- **Exercise objective**: Figure out the number of lines in the entries that hold the string "serializers", then give that number and nothing else.

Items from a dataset

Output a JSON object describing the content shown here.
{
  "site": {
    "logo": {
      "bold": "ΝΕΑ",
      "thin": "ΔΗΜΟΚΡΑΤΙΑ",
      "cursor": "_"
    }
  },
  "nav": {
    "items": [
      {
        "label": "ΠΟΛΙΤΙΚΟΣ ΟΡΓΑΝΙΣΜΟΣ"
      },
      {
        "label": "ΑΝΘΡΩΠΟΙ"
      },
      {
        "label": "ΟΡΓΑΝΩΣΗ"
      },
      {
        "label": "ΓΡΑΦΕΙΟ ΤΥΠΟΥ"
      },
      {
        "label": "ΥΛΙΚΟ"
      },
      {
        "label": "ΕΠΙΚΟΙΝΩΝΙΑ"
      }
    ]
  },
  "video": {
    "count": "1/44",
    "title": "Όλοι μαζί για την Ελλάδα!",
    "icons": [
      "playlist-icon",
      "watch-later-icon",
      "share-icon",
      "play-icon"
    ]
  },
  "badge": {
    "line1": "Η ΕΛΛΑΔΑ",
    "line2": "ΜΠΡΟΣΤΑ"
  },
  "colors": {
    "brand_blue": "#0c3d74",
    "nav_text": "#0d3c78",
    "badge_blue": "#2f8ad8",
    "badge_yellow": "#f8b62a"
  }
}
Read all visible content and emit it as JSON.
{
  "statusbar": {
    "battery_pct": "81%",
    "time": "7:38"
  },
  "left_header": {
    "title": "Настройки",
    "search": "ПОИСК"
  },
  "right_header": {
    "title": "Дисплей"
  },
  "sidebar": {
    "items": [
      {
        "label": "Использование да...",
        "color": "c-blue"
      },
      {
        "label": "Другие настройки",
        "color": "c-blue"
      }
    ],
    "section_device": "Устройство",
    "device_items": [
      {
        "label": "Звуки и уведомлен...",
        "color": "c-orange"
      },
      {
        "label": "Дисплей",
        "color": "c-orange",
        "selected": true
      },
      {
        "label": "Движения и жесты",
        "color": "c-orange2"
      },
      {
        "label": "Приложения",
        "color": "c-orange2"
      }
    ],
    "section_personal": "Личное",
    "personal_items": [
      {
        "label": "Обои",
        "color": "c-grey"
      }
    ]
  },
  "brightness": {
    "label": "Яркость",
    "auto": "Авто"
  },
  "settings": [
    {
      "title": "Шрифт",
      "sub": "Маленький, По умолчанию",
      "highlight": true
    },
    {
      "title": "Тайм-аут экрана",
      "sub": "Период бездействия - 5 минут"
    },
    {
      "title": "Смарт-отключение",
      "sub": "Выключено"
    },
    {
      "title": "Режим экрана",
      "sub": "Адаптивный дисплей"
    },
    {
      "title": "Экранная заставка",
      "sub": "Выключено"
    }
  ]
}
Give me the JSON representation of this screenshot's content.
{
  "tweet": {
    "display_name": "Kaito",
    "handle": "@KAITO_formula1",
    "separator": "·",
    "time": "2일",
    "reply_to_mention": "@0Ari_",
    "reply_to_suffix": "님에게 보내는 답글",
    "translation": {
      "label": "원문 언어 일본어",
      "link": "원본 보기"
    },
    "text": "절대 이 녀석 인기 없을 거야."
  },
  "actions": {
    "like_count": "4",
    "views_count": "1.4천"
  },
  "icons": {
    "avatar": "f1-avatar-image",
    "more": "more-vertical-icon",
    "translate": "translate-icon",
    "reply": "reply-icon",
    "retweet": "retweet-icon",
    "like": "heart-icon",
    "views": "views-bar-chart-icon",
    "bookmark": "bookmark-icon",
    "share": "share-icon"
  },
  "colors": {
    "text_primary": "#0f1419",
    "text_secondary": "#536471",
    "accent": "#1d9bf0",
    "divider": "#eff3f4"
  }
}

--

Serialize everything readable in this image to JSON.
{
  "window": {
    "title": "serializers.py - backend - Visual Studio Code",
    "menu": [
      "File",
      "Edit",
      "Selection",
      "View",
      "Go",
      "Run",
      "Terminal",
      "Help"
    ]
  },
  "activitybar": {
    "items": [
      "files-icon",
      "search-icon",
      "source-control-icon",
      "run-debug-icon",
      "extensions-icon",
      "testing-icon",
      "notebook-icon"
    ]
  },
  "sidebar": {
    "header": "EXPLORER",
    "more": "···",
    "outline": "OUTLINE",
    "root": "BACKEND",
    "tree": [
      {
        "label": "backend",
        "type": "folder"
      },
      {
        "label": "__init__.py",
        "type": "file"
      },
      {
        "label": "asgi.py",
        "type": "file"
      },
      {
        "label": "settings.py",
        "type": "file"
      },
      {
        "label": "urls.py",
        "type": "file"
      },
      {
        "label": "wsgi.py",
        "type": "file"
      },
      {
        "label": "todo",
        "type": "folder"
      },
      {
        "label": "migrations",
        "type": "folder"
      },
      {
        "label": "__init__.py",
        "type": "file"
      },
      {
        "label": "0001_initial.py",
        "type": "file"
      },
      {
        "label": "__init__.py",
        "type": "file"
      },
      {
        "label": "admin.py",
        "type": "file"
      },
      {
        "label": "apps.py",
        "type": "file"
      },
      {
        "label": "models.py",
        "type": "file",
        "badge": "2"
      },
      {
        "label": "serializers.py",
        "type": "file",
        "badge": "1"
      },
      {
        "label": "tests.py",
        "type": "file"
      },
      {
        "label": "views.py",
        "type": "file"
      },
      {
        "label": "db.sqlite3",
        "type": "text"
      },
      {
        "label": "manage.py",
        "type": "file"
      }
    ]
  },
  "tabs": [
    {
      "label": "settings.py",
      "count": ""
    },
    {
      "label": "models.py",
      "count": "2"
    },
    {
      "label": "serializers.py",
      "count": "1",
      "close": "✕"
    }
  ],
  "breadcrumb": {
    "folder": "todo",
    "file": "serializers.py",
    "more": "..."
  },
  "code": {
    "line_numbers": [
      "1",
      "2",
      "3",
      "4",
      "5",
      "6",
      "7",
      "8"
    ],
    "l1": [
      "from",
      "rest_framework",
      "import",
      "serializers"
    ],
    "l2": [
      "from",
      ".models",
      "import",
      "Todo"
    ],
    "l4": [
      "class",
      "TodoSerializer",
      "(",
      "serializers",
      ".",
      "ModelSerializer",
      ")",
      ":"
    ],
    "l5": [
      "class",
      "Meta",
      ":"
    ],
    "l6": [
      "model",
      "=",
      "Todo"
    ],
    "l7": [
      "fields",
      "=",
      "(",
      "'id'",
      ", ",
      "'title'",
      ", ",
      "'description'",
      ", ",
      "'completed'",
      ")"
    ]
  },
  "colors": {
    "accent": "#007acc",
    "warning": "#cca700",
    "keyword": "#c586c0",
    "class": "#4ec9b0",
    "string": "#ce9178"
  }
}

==

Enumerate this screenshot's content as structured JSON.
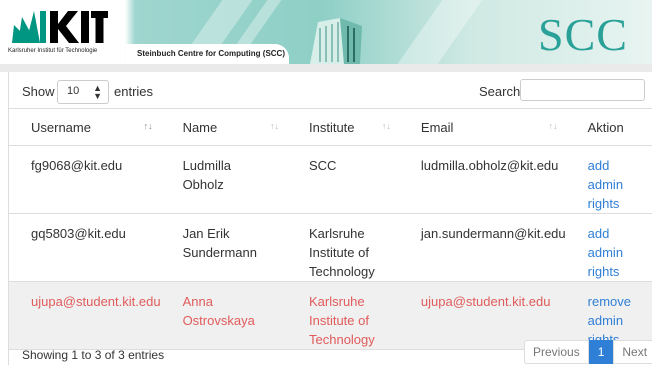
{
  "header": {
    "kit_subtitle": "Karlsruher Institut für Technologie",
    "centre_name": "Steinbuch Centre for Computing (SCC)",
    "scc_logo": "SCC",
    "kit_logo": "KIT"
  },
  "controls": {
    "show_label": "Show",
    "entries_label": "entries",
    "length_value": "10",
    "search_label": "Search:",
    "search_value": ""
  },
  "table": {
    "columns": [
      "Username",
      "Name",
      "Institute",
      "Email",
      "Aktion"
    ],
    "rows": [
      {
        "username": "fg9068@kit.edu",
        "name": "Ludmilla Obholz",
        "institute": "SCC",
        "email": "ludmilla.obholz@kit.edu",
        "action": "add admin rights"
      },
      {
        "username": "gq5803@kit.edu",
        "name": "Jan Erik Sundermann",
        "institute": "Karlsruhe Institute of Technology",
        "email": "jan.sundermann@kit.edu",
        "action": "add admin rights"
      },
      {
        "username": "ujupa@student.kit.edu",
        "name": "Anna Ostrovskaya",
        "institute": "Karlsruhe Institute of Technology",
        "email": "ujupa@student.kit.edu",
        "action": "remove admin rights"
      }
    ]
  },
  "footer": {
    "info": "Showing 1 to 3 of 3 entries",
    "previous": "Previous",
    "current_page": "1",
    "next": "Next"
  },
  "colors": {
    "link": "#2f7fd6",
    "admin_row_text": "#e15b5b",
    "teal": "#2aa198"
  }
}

- **Result of the exercise**: 6